The OSCE plan said Ukraine has the right to use its security forces "in a proportionate manner" to prevent violence in its standoff with pro-Moscow rebels and should adopt an amnesty law to cover any who end their occupation of public places in eastern areas and lay down their arms.

It said the OSCE chair "offers ... to coordinate further steps to implement" the Geneva deal and listed various measures the 57-nation body could help with, including mediation, disarmament, and the launch of a broad national dialogue.

The OSCE already has more than 150 civilian monitors in Ukraine. Eight European military observers from a separate OSCE-linked mission were detained by Ukrainian separatists for a week before they were freed last week.
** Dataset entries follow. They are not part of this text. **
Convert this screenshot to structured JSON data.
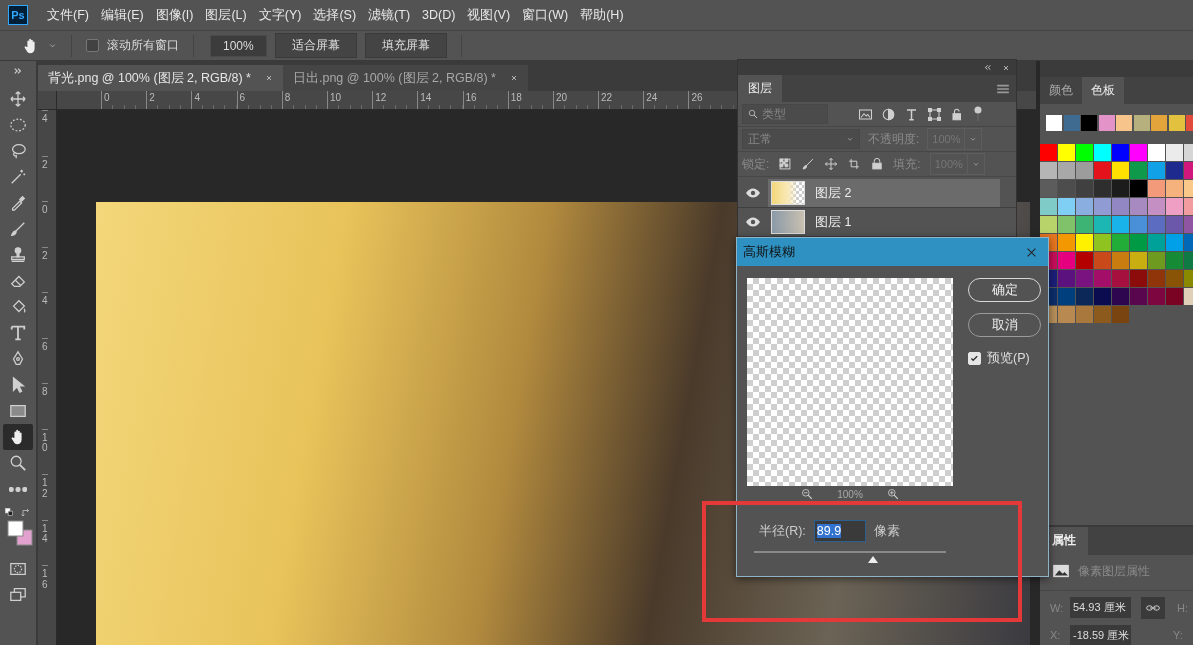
{
  "app_logo": "Ps",
  "menu": [
    "文件(F)",
    "编辑(E)",
    "图像(I)",
    "图层(L)",
    "文字(Y)",
    "选择(S)",
    "滤镜(T)",
    "3D(D)",
    "视图(V)",
    "窗口(W)",
    "帮助(H)"
  ],
  "options_bar": {
    "scroll_all": {
      "label": "滚动所有窗口",
      "checked": false
    },
    "zoom": "100%",
    "buttons": [
      "适合屏幕",
      "填充屏幕"
    ]
  },
  "tools": [
    {
      "kind": "move",
      "selected": false
    },
    {
      "kind": "marquee",
      "selected": false
    },
    {
      "kind": "lasso",
      "selected": false
    },
    {
      "kind": "wand",
      "selected": false
    },
    {
      "kind": "eyedropper",
      "selected": false
    },
    {
      "kind": "brush",
      "selected": false
    },
    {
      "kind": "stamp",
      "selected": false
    },
    {
      "kind": "eraser",
      "selected": false
    },
    {
      "kind": "bucket",
      "selected": false
    },
    {
      "kind": "type",
      "selected": false
    },
    {
      "kind": "pen",
      "selected": false
    },
    {
      "kind": "pointer",
      "selected": false
    },
    {
      "kind": "rectangle",
      "selected": false
    },
    {
      "kind": "hand",
      "selected": true
    },
    {
      "kind": "zoom",
      "selected": false
    },
    {
      "kind": "more",
      "selected": false
    }
  ],
  "documents": [
    {
      "title": "背光.png @ 100% (图层 2, RGB/8) *",
      "selected": true
    },
    {
      "title": "日出.png @ 100% (图层 2, RGB/8) *",
      "selected": false
    }
  ],
  "ruler": {
    "horizontal": [
      "0",
      "2",
      "4",
      "6",
      "8",
      "10",
      "12",
      "14",
      "16",
      "18",
      "20",
      "22",
      "24",
      "26"
    ],
    "vertical": [
      "4",
      "2",
      "0",
      "2",
      "4",
      "6",
      "8",
      "10",
      "12",
      "14",
      "16"
    ]
  },
  "layers_panel": {
    "title": "图层",
    "filter": "类型",
    "blend_mode": "正常",
    "opacity_label": "不透明度:",
    "opacity": "100%",
    "lock_label": "锁定:",
    "fill_label": "填充:",
    "fill": "100%",
    "layers": [
      {
        "name": "图层 2",
        "kind": "gradient",
        "visible": true,
        "selected": true
      },
      {
        "name": "图层 1",
        "kind": "photo",
        "visible": true,
        "selected": false
      }
    ]
  },
  "swatches_panel": {
    "tabs": [
      {
        "label": "颜色",
        "selected": false
      },
      {
        "label": "色板",
        "selected": true
      }
    ],
    "recent": [
      {
        "color": "#ffffff"
      },
      {
        "color": "#3f6b91"
      },
      {
        "color": "#000000"
      },
      {
        "color": "#e493c8"
      },
      {
        "color": "#f7c58c"
      },
      {
        "color": "#b5b07d"
      },
      {
        "color": "#e4a43c"
      },
      {
        "color": "#e2c13e"
      },
      {
        "color": "#e04b3b"
      }
    ],
    "rows": [
      {
        "swatches": [
          {
            "color": "#ff0000"
          },
          {
            "color": "#ffff00"
          },
          {
            "color": "#00ff00"
          },
          {
            "color": "#00ffff"
          },
          {
            "color": "#0000ff"
          },
          {
            "color": "#ff00ff"
          },
          {
            "color": "#ffffff"
          },
          {
            "color": "#ebebeb"
          },
          {
            "color": "#d6d6d6"
          }
        ]
      },
      {
        "swatches": [
          {
            "color": "#b5b5b5"
          },
          {
            "color": "#a8a8a8"
          },
          {
            "color": "#9c9c9c"
          },
          {
            "color": "#e3121b"
          },
          {
            "color": "#ffe000"
          },
          {
            "color": "#0e9a4a"
          },
          {
            "color": "#11a1e6"
          },
          {
            "color": "#1f2a8e"
          },
          {
            "color": "#d1177b"
          }
        ]
      },
      {
        "swatches": [
          {
            "color": "#5c5c5c"
          },
          {
            "color": "#4d4d4d"
          },
          {
            "color": "#404040"
          },
          {
            "color": "#2e2e2e"
          },
          {
            "color": "#1c1c1c"
          },
          {
            "color": "#000000"
          },
          {
            "color": "#f29a7a"
          },
          {
            "color": "#f6b27c"
          },
          {
            "color": "#fac98a"
          }
        ]
      },
      {
        "swatches": [
          {
            "color": "#7ecbc8"
          },
          {
            "color": "#7fcff4"
          },
          {
            "color": "#8aaee0"
          },
          {
            "color": "#8f9bd2"
          },
          {
            "color": "#9287c3"
          },
          {
            "color": "#a78ac0"
          },
          {
            "color": "#c48fc3"
          },
          {
            "color": "#f09fc4"
          },
          {
            "color": "#f39ca0"
          }
        ]
      },
      {
        "swatches": [
          {
            "color": "#b7d36a"
          },
          {
            "color": "#7fc26a"
          },
          {
            "color": "#3db374"
          },
          {
            "color": "#1db7b3"
          },
          {
            "color": "#19b3e9"
          },
          {
            "color": "#4a90d9"
          },
          {
            "color": "#5b6cc1"
          },
          {
            "color": "#6b58ab"
          },
          {
            "color": "#8f55a3"
          }
        ]
      },
      {
        "swatches": [
          {
            "color": "#e8761f"
          },
          {
            "color": "#f39800"
          },
          {
            "color": "#fff100"
          },
          {
            "color": "#8fc31f"
          },
          {
            "color": "#22ac38"
          },
          {
            "color": "#009944"
          },
          {
            "color": "#00a199"
          },
          {
            "color": "#00a0e9"
          },
          {
            "color": "#0068b7"
          }
        ]
      },
      {
        "swatches": [
          {
            "color": "#c80d5a"
          },
          {
            "color": "#e4007f"
          },
          {
            "color": "#b50000"
          },
          {
            "color": "#c9491a"
          },
          {
            "color": "#c97d10"
          },
          {
            "color": "#c8ae10"
          },
          {
            "color": "#6f9a20"
          },
          {
            "color": "#178a35"
          },
          {
            "color": "#0f7a44"
          }
        ]
      },
      {
        "swatches": [
          {
            "color": "#1c1f7a"
          },
          {
            "color": "#5b127f"
          },
          {
            "color": "#7a1280"
          },
          {
            "color": "#a30e68"
          },
          {
            "color": "#a5103e"
          },
          {
            "color": "#8c0b0b"
          },
          {
            "color": "#8f3509"
          },
          {
            "color": "#8a5406"
          },
          {
            "color": "#8a8a00"
          }
        ]
      },
      {
        "swatches": [
          {
            "color": "#0d2f6c"
          },
          {
            "color": "#003f7e"
          },
          {
            "color": "#0b2858"
          },
          {
            "color": "#0b0b50"
          },
          {
            "color": "#2d064f"
          },
          {
            "color": "#59064f"
          },
          {
            "color": "#7d0540"
          },
          {
            "color": "#7a0323"
          },
          {
            "color": "#e0d0b8"
          }
        ]
      },
      {
        "swatches": [
          {
            "color": "#b8905a"
          },
          {
            "color": "#b88a52"
          },
          {
            "color": "#a8783c"
          },
          {
            "color": "#8c5a1c"
          },
          {
            "color": "#7a4410"
          }
        ]
      }
    ]
  },
  "properties_panel": {
    "title": "属性",
    "subtitle": "像素图层属性",
    "rows": [
      {
        "kind": "size",
        "label": "W:",
        "value": "54.93 厘米",
        "side_label": "H:"
      },
      {
        "kind": "position",
        "label": "X:",
        "value": "-18.59 厘米",
        "side_label": "Y:"
      }
    ]
  },
  "dialog": {
    "title": "高斯模糊",
    "buttons": [
      "确定",
      "取消"
    ],
    "preview": {
      "label": "预览(P)",
      "checked": true
    },
    "zoom": "100%",
    "radius": {
      "label": "半径(R):",
      "value": "89.9",
      "unit": "像素",
      "level": 0.62
    }
  }
}
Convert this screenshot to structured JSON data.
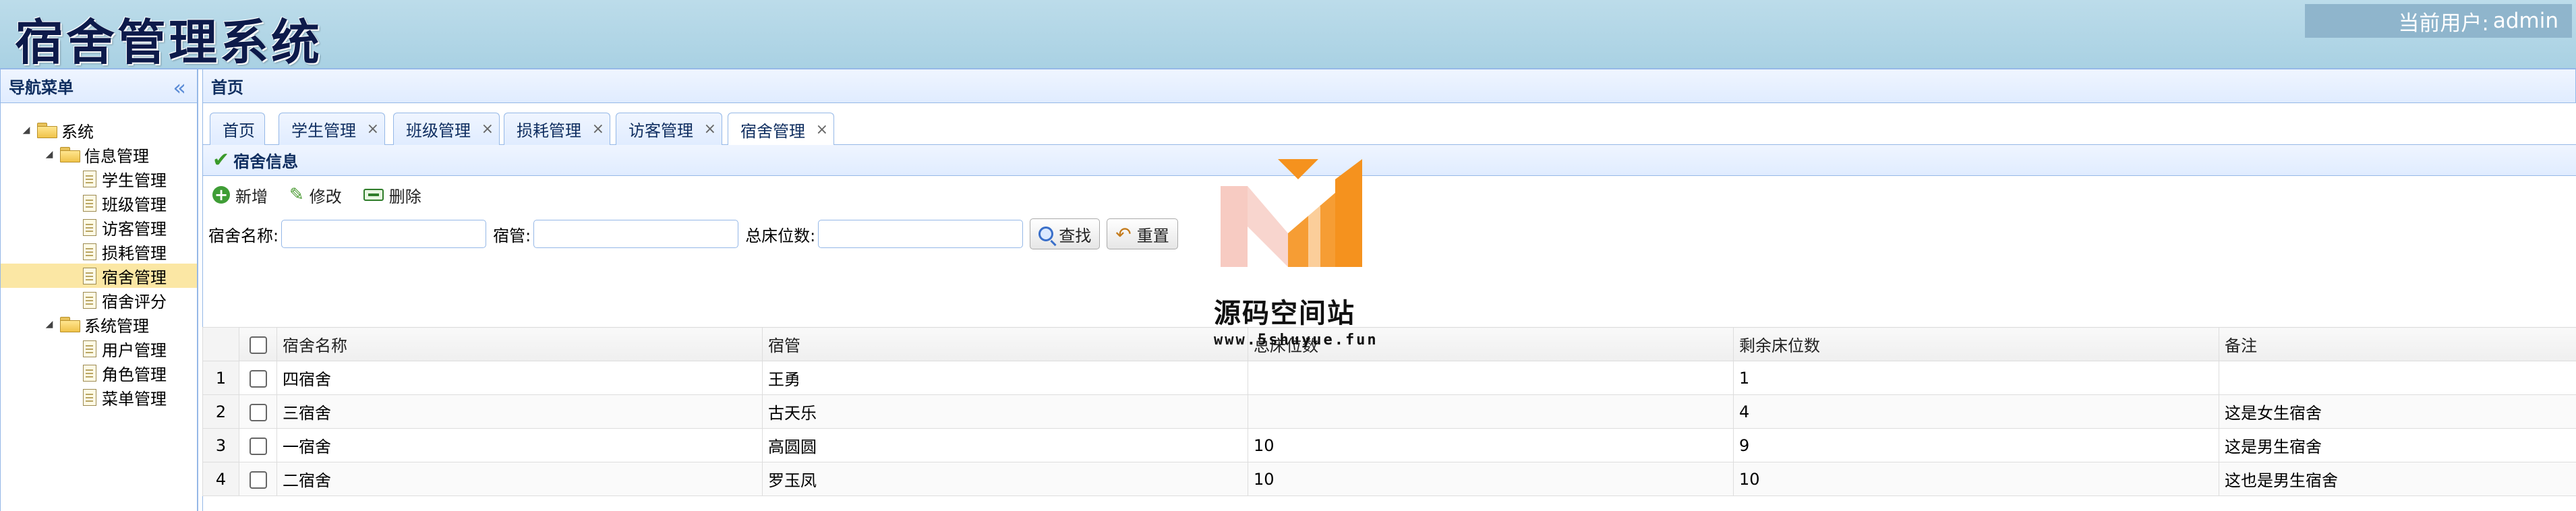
{
  "header": {
    "title": "宿舍管理系统",
    "user_label": "当前用户:",
    "user_name": "admin"
  },
  "west": {
    "title": "导航菜单",
    "tree": [
      {
        "label": "系统",
        "type": "folder",
        "level": 0,
        "expanded": true
      },
      {
        "label": "信息管理",
        "type": "folder",
        "level": 1,
        "expanded": true
      },
      {
        "label": "学生管理",
        "type": "file",
        "level": 2
      },
      {
        "label": "班级管理",
        "type": "file",
        "level": 2
      },
      {
        "label": "访客管理",
        "type": "file",
        "level": 2
      },
      {
        "label": "损耗管理",
        "type": "file",
        "level": 2
      },
      {
        "label": "宿舍管理",
        "type": "file",
        "level": 2,
        "selected": true
      },
      {
        "label": "宿舍评分",
        "type": "file",
        "level": 2
      },
      {
        "label": "系统管理",
        "type": "folder",
        "level": 1,
        "expanded": true
      },
      {
        "label": "用户管理",
        "type": "file",
        "level": 2
      },
      {
        "label": "角色管理",
        "type": "file",
        "level": 2
      },
      {
        "label": "菜单管理",
        "type": "file",
        "level": 2
      }
    ]
  },
  "center": {
    "title": "首页",
    "tabs": [
      {
        "label": "首页",
        "closable": false
      },
      {
        "label": "学生管理",
        "closable": true
      },
      {
        "label": "班级管理",
        "closable": true
      },
      {
        "label": "损耗管理",
        "closable": true
      },
      {
        "label": "访客管理",
        "closable": true
      },
      {
        "label": "宿舍管理",
        "closable": true,
        "active": true
      }
    ],
    "close_glyph": "×"
  },
  "panel": {
    "title": "宿舍信息",
    "toolbar": {
      "add": "新增",
      "edit": "修改",
      "delete": "删除"
    },
    "search": {
      "name_label": "宿舍名称:",
      "manager_label": "宿管:",
      "beds_label": "总床位数:",
      "search_button": "查找",
      "reset_button": "重置"
    }
  },
  "grid": {
    "columns": [
      "宿舍名称",
      "宿管",
      "总床位数",
      "剩余床位数",
      "备注"
    ],
    "rows": [
      {
        "num": "1",
        "name": "四宿舍",
        "manager": "王勇",
        "total": "",
        "remaining": "1",
        "note": ""
      },
      {
        "num": "2",
        "name": "三宿舍",
        "manager": "古天乐",
        "total": "",
        "remaining": "4",
        "note": "这是女生宿舍"
      },
      {
        "num": "3",
        "name": "一宿舍",
        "manager": "高圆圆",
        "total": "10",
        "remaining": "9",
        "note": "这是男生宿舍"
      },
      {
        "num": "4",
        "name": "二宿舍",
        "manager": "罗玉凤",
        "total": "10",
        "remaining": "10",
        "note": "这也是男生宿舍"
      }
    ]
  },
  "watermark": {
    "title": "源码空间站",
    "url": "www.5shuyue.fun",
    "colors": {
      "orange": "#f5921e",
      "pink": "#f4b9ae"
    }
  }
}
The two-page Swiss plan said "all acts of violence must be promptly investigated and prosecuted accordingly" and that the OSCE would support such measures with a hotline and an expert team that could be operational by May 15.

However, amnesty would be granted to "protesters and those who have left buildings and other public places and surrendered weapons, with the exception of those found guilty of capital crimes".

Amnesty was also part of last month's Geneva agreement. But the OSCE proposal appeared more concrete in suggesting "the immediate adoption" of such a law by the Ukrainian parliament as a "confidence-building measure".

One OSCE envoy said Swiss Foreign Minister Didier Burkhalter presented the plan to European Council President Herman Van Rompuy in Brussels late on Wednesday, after Burkhalter met earlier with Russian President Vladimir Putin in Moscow.

The OSCE press office said Burkhalter had "proposed a road map with milestones and activities in order to make implementation (of de-escalation steps under the Geneva accord) more concrete, structured and effective", but it gave no detail.

Consultations were now taking place with the sides - senior OSCE officials were in Kiev on Thursday - but it was unclear when, if and in what form the proposal would be made public.

The pro-Western leaders who took over Ukraine in February after its Moscow-backed president fled to Russia amid mass protests said on Thursday they would not talk to "terrorists" - their term for the separatists.

Russia called on the West to press Ukraine's government to talk to its foes, saying the OSCE peace proposals would have a better chance of success if the Kiev authorities hold "a truly respectful, equitable conversation" with their opponents.

In a foreign ministry statement, Russia dangled the prospect of unspecified compromises on its part in exchange for such Western pressure. Moscow says Kiev must halt a security operation in the east and hold nationwide talks on constitutional reform that the Kremlin hopes would grant more power to Ukraine's provinces and keep it out of NATO forever.


In a surprise move, Putin called on the rebels on Wednesday to postpone their planned referendum on self-rule to create conditions for dialogue between Kiev and the east on what has become the worst East-West standoff since the Cold War.

But the pro-Russian separatists voted on Thursday to hold Sunday's vote in spite of Putin's call.

While the Swiss plan underlined the need to refrain from actions contrary to Ukraine's "basic security interests", it did not call for any specific measures by Russia, for example regarding the troops the West says it has amassed near Ukraine.

It said OSCE monitors would help mediate between "illegally armed groups" and Ukrainian authorities on disarmament, release of hostages, return of seized buildings and other issues.

A broad national dialogue would cover "decentralization, local self-governance, language and national minorities" and other topics, the Swiss road map said, adding that a series of "public high-level round tables" would be launched immediately.

Ukraine's parliament "is encouraged to take stock of the outcomes of the national dialogue and submit key elements for further work on the constitutional process to a nationwide plebiscite," it said.

Güncelleme Tarihi: 08 Mayıs 2014, 22:35

Muhammed Öylek